WHAT YOU WILL DO: Report all lines below with the word "view".

DATA:
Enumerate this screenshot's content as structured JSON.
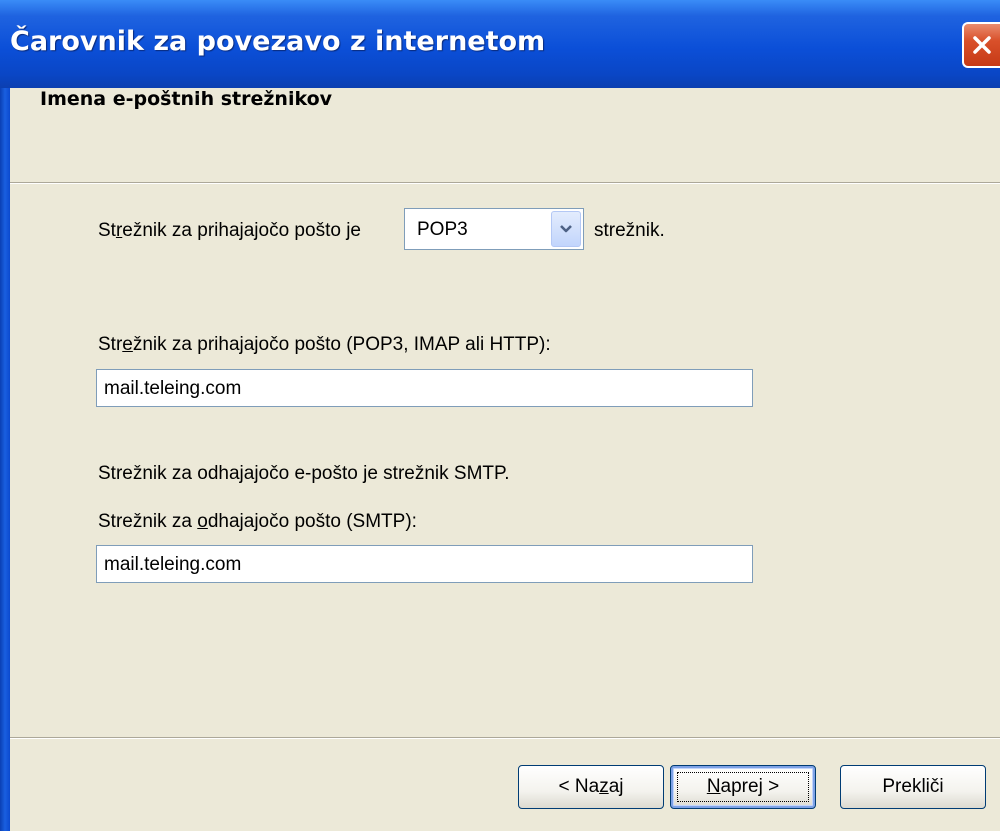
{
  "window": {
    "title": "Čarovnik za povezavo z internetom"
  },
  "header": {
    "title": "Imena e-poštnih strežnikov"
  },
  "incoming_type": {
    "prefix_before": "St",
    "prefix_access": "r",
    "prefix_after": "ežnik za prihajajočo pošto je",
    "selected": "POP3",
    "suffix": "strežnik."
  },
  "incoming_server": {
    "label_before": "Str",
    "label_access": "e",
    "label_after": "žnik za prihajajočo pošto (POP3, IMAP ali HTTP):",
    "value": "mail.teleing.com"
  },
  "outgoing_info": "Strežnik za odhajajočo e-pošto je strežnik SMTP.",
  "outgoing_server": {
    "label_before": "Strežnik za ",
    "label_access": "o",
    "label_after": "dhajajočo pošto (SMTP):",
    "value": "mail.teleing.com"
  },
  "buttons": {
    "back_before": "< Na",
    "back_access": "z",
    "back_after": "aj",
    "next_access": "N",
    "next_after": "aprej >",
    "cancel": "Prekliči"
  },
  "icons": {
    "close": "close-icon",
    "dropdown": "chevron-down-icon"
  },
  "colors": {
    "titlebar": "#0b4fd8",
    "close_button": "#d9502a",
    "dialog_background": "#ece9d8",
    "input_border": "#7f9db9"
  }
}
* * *
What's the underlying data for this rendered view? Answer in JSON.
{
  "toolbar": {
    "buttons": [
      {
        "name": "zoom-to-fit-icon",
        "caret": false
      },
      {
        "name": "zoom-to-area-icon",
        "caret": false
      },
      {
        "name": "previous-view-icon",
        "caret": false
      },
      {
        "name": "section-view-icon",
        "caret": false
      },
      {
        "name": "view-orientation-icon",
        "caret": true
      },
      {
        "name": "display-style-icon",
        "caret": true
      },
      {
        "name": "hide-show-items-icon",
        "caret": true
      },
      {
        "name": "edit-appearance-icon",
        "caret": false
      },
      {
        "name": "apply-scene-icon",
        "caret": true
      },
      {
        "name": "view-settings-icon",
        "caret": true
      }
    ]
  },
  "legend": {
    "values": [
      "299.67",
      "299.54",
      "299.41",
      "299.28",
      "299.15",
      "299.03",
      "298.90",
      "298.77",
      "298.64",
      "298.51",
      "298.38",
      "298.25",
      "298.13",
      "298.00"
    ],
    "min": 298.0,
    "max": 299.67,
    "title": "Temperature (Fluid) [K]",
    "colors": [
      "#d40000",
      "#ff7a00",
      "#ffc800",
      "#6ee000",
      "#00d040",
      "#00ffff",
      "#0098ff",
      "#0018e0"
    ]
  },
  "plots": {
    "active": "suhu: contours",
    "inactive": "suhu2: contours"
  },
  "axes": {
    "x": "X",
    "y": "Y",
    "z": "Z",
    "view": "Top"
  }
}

TASK RESPONSE:
What's the underlying data for this rendered view? Answer in JSON.
        "name": "previous-view-icon",
        "name": "section-view-icon",
        "name": "view-orientation-icon",
        "name": "view-settings-icon",
    "view": "Top"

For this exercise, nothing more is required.